Originally built in 1877, the home is a three-story dwelling designed in the Gothic Revival architectural style. It is constructed of granite, and measures 40 feet wide and 50 feet deep.
Other key features include a multi-gabled roof, four corbelled chimneys, and a plethora of art glass windows. A two-room addition to the home was added in 1888, while the Carriage House was added in 1890.
The first occupant of the house was the Right Reverend Mark Anthony DeWolfe Howe, Bishop of the Episcopal Diocese when the diocese was headquartered in Reading.
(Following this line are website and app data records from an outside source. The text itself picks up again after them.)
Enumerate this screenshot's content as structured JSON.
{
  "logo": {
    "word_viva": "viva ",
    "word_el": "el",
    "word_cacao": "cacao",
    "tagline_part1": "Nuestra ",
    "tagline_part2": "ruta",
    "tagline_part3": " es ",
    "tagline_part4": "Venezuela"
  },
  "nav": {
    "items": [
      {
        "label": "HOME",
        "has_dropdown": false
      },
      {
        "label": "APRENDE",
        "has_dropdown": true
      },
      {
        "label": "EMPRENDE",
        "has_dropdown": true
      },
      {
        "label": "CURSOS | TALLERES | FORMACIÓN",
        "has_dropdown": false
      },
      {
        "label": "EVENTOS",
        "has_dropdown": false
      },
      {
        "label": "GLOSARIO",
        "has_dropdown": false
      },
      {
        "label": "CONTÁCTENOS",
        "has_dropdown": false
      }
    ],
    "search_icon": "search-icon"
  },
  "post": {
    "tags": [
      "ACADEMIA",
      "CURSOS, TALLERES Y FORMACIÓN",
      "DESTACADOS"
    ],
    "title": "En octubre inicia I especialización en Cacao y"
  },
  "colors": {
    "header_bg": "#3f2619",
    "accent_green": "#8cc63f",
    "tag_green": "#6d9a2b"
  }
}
Bishop Howe was a renowned scholar of note, holding both law and divinity degrees, and later serving as an administrator at Lehigh University.
When the diocese moved away from reading, the home was purchased by Charles W. Wilhelm, president of the National Nut, Bolt, and Rivet Works and the Aaron Wilhelm Paint Co Following his death in 1937, the home changed hands numerous times, eventually becoming known as “The Inn at Centre Park,” a beautiful bed and breakfast establishment, which it still functions as today.
Boonecroft and the Daniel Boone Homestead
As the name suggests, the Daniel Boone Homestead was the birthplace of revered American frontiersman, Daniel Boone. It is located on nearly 600 acres near modern-day Birdsboro, and is the largest site owned by the Pennsylvania Historical and Museum Commission.
In 1730, Squire Boone (Daniel’s father) built a one-and-a-half log cabin in the Oley Valley, which Daniel Boone was later born in. In 1741, the property was expanded after Squire purchased an additional 25 acres of land for use as a pasture for his dairy cattle.
In the summers, Daniel was given charge of the cattle, which he protected from wildlife such as black bear, bobcats, and mountain lions by keeping watch from a rustic cabin located at the edge of the pasture.
Today, the Daniel Boone Homestead is the site of historically-accurate theatrical portrayal of frontier life. The staff at the Homestead interpret the lives of the three main families that lived on the property: the Boones, the Maugridges, and the DeTurks.
Boonecroft, located in nearby Exeter Township, is considered to be the ancestral home of the Boone family in America. It was built by Quaker settler Geroge Boone III (grandfather of the famous Daniel), and includes the remains of a chimney and fireplace, as well as an adjacent two-and-a-half story stone farmhouse built in the Colonial English style.
It is made of fieldstone with sandstone quoins, and has a slate-covered gable roof. The property also features a contributing guesthouse/springhouse, smokehouse, and barn. Boonecroft was added to the National Register of Historic Places in 1982.